DESCRIPTION OF THE TASK: Every line below that holds the word "sessions" must be listed.

(Stored data)
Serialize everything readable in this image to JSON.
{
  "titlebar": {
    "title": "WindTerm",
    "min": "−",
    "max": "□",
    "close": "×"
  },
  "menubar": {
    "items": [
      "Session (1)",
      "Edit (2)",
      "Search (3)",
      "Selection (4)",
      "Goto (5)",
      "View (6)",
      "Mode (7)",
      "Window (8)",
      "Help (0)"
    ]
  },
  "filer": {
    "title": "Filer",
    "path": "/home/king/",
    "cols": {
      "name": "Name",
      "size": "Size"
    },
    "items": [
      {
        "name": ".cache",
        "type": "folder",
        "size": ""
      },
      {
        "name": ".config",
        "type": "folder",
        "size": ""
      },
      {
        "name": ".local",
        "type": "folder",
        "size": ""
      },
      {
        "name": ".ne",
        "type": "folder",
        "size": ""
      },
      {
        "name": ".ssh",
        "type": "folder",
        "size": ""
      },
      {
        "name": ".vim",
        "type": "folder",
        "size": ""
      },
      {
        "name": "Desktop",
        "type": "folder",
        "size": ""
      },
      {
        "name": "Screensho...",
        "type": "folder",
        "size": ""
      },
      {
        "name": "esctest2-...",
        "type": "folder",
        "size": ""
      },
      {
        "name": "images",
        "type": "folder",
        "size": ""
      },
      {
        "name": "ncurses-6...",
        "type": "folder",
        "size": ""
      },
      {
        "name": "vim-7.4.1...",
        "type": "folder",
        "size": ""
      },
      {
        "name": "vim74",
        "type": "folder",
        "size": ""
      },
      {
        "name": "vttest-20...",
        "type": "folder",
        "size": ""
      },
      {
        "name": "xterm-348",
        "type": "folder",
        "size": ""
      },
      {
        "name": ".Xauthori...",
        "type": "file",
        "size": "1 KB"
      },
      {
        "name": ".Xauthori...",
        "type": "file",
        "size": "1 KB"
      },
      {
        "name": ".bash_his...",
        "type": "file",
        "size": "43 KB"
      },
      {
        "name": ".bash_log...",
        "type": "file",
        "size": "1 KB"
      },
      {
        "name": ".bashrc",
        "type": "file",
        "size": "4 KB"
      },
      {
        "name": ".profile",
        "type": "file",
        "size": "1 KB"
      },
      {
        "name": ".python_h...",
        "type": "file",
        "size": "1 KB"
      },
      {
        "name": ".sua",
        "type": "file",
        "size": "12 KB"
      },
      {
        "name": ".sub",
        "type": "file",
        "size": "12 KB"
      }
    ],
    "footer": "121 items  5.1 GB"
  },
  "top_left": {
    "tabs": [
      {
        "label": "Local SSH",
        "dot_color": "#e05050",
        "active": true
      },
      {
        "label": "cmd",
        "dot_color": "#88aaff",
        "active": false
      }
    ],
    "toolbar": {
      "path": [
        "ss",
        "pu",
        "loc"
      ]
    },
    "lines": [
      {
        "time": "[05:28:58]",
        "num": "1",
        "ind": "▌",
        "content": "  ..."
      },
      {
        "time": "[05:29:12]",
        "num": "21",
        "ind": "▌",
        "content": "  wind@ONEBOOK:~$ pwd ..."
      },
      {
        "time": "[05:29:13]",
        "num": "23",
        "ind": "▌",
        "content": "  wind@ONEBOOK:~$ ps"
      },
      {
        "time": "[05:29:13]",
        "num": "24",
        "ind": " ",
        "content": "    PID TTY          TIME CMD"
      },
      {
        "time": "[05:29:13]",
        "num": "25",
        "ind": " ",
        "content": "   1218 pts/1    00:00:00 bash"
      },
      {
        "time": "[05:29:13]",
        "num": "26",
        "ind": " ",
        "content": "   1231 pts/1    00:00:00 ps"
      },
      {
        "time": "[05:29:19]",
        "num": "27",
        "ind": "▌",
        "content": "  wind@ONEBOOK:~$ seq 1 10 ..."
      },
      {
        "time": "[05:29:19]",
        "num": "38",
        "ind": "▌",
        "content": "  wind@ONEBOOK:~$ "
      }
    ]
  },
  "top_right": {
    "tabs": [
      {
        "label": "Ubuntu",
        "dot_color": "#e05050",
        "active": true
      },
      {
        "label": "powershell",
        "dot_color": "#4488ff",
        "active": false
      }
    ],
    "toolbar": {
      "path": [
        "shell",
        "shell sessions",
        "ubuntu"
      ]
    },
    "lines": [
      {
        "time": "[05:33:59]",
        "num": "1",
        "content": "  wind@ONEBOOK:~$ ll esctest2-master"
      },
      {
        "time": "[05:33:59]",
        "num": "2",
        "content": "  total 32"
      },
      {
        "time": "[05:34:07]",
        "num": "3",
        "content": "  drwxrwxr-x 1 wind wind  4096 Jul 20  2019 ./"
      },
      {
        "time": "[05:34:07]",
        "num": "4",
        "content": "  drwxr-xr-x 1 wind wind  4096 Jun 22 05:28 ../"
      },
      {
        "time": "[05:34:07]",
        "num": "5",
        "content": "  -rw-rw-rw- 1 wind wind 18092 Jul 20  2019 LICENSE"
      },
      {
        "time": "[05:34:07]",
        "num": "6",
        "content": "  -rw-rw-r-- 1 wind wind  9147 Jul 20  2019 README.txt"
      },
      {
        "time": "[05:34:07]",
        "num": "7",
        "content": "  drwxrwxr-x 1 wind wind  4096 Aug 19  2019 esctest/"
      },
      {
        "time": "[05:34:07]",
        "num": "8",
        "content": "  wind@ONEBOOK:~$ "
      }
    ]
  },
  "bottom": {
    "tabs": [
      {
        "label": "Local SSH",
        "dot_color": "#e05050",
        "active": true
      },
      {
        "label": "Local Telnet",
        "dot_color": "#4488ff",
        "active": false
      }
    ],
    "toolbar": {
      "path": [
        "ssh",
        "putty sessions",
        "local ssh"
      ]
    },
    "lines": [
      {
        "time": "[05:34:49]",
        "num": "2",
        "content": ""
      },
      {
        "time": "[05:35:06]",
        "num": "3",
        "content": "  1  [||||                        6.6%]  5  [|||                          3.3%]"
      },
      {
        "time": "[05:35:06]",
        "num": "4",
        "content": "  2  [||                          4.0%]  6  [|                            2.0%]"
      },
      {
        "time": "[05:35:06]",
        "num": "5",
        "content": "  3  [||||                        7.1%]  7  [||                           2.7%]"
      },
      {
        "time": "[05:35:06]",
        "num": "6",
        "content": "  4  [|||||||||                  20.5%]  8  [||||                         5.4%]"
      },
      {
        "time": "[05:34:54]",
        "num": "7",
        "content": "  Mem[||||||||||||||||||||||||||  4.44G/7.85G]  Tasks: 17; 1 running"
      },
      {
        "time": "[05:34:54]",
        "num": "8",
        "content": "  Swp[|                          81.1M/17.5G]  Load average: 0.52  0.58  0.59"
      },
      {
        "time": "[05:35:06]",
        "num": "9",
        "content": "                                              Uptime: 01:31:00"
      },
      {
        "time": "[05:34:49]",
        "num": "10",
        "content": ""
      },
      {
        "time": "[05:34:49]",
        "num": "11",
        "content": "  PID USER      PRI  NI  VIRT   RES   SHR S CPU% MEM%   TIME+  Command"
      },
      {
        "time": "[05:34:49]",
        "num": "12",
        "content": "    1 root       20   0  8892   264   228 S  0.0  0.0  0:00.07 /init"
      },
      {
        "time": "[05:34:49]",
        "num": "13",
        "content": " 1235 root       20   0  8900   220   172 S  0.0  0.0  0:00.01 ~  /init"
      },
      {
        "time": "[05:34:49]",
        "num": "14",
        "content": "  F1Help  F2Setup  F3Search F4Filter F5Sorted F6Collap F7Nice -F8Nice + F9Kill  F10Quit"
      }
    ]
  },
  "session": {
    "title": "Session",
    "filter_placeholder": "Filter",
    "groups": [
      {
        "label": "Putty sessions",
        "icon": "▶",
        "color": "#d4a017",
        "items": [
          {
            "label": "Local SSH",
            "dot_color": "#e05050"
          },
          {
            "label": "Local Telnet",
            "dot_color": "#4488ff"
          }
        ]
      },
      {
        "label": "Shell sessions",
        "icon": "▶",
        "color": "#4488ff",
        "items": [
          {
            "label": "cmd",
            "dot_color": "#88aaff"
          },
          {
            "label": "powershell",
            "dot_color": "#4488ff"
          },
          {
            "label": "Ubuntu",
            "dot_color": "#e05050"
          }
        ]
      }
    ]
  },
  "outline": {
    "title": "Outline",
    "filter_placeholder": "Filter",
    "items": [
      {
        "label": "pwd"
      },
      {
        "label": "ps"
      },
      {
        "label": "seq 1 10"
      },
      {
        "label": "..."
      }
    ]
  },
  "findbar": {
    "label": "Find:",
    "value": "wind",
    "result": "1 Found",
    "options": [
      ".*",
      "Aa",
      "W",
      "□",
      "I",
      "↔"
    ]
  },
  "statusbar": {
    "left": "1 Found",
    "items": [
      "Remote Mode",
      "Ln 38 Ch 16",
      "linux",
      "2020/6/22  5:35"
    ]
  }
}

WRITTEN ANSWER:
        "shell sessions",
        "putty sessions",
        "label": "Putty sessions",
        "label": "Shell sessions",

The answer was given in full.